**What the task requires**.
What is needed is an exact copy of the data that follows.

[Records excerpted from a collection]

· · · · · · ·

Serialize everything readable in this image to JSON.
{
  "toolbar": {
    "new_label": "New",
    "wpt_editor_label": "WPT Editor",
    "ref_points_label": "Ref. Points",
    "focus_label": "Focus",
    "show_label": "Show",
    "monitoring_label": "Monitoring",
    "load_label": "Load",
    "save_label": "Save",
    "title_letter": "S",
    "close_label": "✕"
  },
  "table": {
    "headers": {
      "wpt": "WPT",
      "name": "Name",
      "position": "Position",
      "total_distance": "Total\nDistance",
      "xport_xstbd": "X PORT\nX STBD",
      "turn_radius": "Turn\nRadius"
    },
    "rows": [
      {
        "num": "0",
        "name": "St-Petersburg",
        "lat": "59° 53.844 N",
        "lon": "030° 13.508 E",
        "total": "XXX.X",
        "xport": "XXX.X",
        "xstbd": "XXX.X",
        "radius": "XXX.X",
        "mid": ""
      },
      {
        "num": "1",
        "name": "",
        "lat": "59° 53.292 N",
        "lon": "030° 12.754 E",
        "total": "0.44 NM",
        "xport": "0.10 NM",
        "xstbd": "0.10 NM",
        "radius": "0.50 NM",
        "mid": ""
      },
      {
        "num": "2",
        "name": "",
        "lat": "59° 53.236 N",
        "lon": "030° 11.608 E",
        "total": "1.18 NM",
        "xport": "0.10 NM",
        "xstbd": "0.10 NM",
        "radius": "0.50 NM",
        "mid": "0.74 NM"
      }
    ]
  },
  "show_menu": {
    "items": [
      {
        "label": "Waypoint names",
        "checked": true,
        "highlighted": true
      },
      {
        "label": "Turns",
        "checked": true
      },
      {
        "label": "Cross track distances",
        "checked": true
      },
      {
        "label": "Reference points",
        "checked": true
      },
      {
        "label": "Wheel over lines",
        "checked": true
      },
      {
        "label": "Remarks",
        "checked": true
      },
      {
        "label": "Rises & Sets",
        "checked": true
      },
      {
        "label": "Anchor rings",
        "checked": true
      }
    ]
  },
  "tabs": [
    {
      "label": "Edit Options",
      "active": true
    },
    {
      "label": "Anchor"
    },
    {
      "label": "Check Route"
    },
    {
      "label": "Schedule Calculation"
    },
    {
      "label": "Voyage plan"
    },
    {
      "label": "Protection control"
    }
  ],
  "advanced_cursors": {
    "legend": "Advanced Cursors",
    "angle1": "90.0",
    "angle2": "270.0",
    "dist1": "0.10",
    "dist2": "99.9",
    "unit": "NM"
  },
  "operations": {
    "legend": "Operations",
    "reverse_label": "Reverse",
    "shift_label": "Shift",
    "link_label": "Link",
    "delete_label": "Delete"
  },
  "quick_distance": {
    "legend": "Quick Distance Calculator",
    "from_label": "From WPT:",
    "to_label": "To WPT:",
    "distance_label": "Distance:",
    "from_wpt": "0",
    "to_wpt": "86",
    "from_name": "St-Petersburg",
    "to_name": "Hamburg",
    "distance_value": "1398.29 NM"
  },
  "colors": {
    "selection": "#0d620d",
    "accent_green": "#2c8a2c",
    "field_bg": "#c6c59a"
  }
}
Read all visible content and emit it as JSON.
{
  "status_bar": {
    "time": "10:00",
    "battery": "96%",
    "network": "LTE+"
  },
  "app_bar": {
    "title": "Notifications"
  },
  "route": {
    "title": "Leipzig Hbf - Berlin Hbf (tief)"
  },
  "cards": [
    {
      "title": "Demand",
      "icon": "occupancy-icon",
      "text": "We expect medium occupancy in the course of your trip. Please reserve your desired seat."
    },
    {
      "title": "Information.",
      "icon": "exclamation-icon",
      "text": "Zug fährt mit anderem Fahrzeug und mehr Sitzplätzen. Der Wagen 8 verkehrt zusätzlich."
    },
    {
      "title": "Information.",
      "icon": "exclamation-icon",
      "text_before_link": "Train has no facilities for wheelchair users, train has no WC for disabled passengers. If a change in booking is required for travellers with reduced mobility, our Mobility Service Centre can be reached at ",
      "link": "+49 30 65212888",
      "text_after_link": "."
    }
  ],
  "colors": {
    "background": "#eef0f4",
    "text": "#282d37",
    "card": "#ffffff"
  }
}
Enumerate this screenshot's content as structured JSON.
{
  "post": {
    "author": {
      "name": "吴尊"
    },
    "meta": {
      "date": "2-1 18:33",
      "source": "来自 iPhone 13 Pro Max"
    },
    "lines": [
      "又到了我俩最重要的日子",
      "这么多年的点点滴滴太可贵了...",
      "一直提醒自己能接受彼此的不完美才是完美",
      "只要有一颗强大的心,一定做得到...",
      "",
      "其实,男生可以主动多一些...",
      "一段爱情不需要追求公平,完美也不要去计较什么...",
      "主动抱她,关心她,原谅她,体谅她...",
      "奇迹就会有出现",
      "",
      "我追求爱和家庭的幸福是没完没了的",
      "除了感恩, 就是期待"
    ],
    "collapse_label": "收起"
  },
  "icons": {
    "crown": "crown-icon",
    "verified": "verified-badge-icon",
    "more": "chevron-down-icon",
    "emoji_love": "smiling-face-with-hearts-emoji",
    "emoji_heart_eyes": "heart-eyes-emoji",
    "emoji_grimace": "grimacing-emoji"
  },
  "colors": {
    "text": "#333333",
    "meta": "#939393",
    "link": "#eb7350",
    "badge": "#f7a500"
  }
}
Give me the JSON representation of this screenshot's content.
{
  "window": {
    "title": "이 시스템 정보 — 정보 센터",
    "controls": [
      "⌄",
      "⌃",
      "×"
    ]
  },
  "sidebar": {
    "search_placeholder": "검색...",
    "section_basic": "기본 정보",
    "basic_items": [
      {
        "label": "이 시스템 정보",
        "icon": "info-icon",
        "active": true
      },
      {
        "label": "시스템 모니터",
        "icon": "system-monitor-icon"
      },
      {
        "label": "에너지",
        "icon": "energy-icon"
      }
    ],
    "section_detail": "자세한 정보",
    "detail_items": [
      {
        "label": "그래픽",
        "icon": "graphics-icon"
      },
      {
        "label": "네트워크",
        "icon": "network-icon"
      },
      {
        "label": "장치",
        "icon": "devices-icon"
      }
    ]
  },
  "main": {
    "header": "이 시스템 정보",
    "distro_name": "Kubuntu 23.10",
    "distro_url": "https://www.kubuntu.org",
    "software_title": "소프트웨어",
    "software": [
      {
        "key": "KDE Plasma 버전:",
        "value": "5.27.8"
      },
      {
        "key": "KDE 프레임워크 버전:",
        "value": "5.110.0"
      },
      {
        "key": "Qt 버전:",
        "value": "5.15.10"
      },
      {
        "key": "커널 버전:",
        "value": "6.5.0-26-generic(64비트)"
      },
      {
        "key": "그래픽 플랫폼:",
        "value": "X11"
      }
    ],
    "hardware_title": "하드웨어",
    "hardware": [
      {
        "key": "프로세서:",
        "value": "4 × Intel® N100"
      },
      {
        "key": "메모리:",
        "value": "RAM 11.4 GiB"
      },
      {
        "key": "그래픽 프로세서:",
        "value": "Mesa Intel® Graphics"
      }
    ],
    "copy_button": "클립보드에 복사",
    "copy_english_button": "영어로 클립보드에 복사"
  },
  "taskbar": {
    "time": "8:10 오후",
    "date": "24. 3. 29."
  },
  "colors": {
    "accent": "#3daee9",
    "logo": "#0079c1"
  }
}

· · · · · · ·

**Answer to this exercise**.
Serialize everything readable in this image to JSON.
{
  "toolbar": {
    "new_label": "New",
    "wpt_editor_label": "WPT Editor",
    "ref_points_label": "Ref. Points",
    "focus_label": "Focus",
    "show_label": "Show",
    "monitoring_label": "Monitoring",
    "load_label": "Load",
    "save_label": "Save",
    "title_letter": "S",
    "close_label": "✕"
  },
  "table": {
    "headers": {
      "wpt": "WPT",
      "name": "Name",
      "position": "Position",
      "total_distance": "Total\nDistance",
      "xport_xstbd": "X PORT\nX STBD",
      "turn_radius": "Turn\nRadius"
    },
    "rows": [
      {
        "num": "0",
        "name": "St-Petersburg",
        "lat": "59° 53.844 N",
        "lon": "030° 13.508 E",
        "total": "XXX.X",
        "xport": "XXX.X",
        "xstbd": "XXX.X",
        "radius": "XXX.X",
        "mid": ""
      },
      {
        "num": "1",
        "name": "",
        "lat": "59° 53.292 N",
        "lon": "030° 12.754 E",
        "total": "0.44 NM",
        "xport": "0.10 NM",
        "xstbd": "0.10 NM",
        "radius": "0.50 NM",
        "mid": ""
      },
      {
        "num": "2",
        "name": "",
        "lat": "59° 53.236 N",
        "lon": "030° 11.608 E",
        "total": "1.18 NM",
        "xport": "0.10 NM",
        "xstbd": "0.10 NM",
        "radius": "0.50 NM",
        "mid": "0.74 NM"
      }
    ]
  },
  "show_menu": {
    "items": [
      {
        "label": "Waypoint names",
        "checked": true,
        "highlighted": true
      },
      {
        "label": "Turns",
        "checked": true
      },
      {
        "label": "Cross track distances",
        "checked": true
      },
      {
        "label": "Reference points",
        "checked": true
      },
      {
        "label": "Wheel over lines",
        "checked": true
      },
      {
        "label": "Remarks",
        "checked": true
      },
      {
        "label": "Rises & Sets",
        "checked": true
      },
      {
        "label": "Anchor rings",
        "checked": true
      }
    ]
  },
  "tabs": [
    {
      "label": "Edit Options",
      "active": true
    },
    {
      "label": "Anchor"
    },
    {
      "label": "Check Route"
    },
    {
      "label": "Schedule Calculation"
    },
    {
      "label": "Voyage plan"
    },
    {
      "label": "Protection control"
    }
  ],
  "advanced_cursors": {
    "legend": "Advanced Cursors",
    "angle1": "90.0",
    "angle2": "270.0",
    "dist1": "0.10",
    "dist2": "99.9",
    "unit": "NM"
  },
  "operations": {
    "legend": "Operations",
    "reverse_label": "Reverse",
    "shift_label": "Shift",
    "link_label": "Link",
    "delete_label": "Delete"
  },
  "quick_distance": {
    "legend": "Quick Distance Calculator",
    "from_label": "From WPT:",
    "to_label": "To WPT:",
    "distance_label": "Distance:",
    "from_wpt": "0",
    "to_wpt": "86",
    "from_name": "St-Petersburg",
    "to_name": "Hamburg",
    "distance_value": "1398.29 NM"
  },
  "colors": {
    "selection": "#0d620d",
    "accent_green": "#2c8a2c",
    "field_bg": "#c6c59a"
  }
}
Read all visible content and emit it as JSON.
{
  "status_bar": {
    "time": "10:00",
    "battery": "96%",
    "network": "LTE+"
  },
  "app_bar": {
    "title": "Notifications"
  },
  "route": {
    "title": "Leipzig Hbf - Berlin Hbf (tief)"
  },
  "cards": [
    {
      "title": "Demand",
      "icon": "occupancy-icon",
      "text": "We expect medium occupancy in the course of your trip. Please reserve your desired seat."
    },
    {
      "title": "Information.",
      "icon": "exclamation-icon",
      "text": "Zug fährt mit anderem Fahrzeug und mehr Sitzplätzen. Der Wagen 8 verkehrt zusätzlich."
    },
    {
      "title": "Information.",
      "icon": "exclamation-icon",
      "text_before_link": "Train has no facilities for wheelchair users, train has no WC for disabled passengers. If a change in booking is required for travellers with reduced mobility, our Mobility Service Centre can be reached at ",
      "link": "+49 30 65212888",
      "text_after_link": "."
    }
  ],
  "colors": {
    "background": "#eef0f4",
    "text": "#282d37",
    "card": "#ffffff"
  }
}
Enumerate this screenshot's content as structured JSON.
{
  "post": {
    "author": {
      "name": "吴尊"
    },
    "meta": {
      "date": "2-1 18:33",
      "source": "来自 iPhone 13 Pro Max"
    },
    "lines": [
      "又到了我俩最重要的日子",
      "这么多年的点点滴滴太可贵了...",
      "一直提醒自己能接受彼此的不完美才是完美",
      "只要有一颗强大的心,一定做得到...",
      "",
      "其实,男生可以主动多一些...",
      "一段爱情不需要追求公平,完美也不要去计较什么...",
      "主动抱她,关心她,原谅她,体谅她...",
      "奇迹就会有出现",
      "",
      "我追求爱和家庭的幸福是没完没了的",
      "除了感恩, 就是期待"
    ],
    "collapse_label": "收起"
  },
  "icons": {
    "crown": "crown-icon",
    "verified": "verified-badge-icon",
    "more": "chevron-down-icon",
    "emoji_love": "smiling-face-with-hearts-emoji",
    "emoji_heart_eyes": "heart-eyes-emoji",
    "emoji_grimace": "grimacing-emoji"
  },
  "colors": {
    "text": "#333333",
    "meta": "#939393",
    "link": "#eb7350",
    "badge": "#f7a500"
  }
}
Give me the JSON representation of this screenshot's content.
{
  "window": {
    "title": "이 시스템 정보 — 정보 센터",
    "controls": [
      "⌄",
      "⌃",
      "×"
    ]
  },
  "sidebar": {
    "search_placeholder": "검색...",
    "section_basic": "기본 정보",
    "basic_items": [
      {
        "label": "이 시스템 정보",
        "icon": "info-icon",
        "active": true
      },
      {
        "label": "시스템 모니터",
        "icon": "system-monitor-icon"
      },
      {
        "label": "에너지",
        "icon": "energy-icon"
      }
    ],
    "section_detail": "자세한 정보",
    "detail_items": [
      {
        "label": "그래픽",
        "icon": "graphics-icon"
      },
      {
        "label": "네트워크",
        "icon": "network-icon"
      },
      {
        "label": "장치",
        "icon": "devices-icon"
      }
    ]
  },
  "main": {
    "header": "이 시스템 정보",
    "distro_name": "Kubuntu 23.10",
    "distro_url": "https://www.kubuntu.org",
    "software_title": "소프트웨어",
    "software": [
      {
        "key": "KDE Plasma 버전:",
        "value": "5.27.8"
      },
      {
        "key": "KDE 프레임워크 버전:",
        "value": "5.110.0"
      },
      {
        "key": "Qt 버전:",
        "value": "5.15.10"
      },
      {
        "key": "커널 버전:",
        "value": "6.5.0-26-generic(64비트)"
      },
      {
        "key": "그래픽 플랫폼:",
        "value": "X11"
      }
    ],
    "hardware_title": "하드웨어",
    "hardware": [
      {
        "key": "프로세서:",
        "value": "4 × Intel® N100"
      },
      {
        "key": "메모리:",
        "value": "RAM 11.4 GiB"
      },
      {
        "key": "그래픽 프로세서:",
        "value": "Mesa Intel® Graphics"
      }
    ],
    "copy_button": "클립보드에 복사",
    "copy_english_button": "영어로 클립보드에 복사"
  },
  "taskbar": {
    "time": "8:10 오후",
    "date": "24. 3. 29."
  },
  "colors": {
    "accent": "#3daee9",
    "logo": "#0079c1"
  }
}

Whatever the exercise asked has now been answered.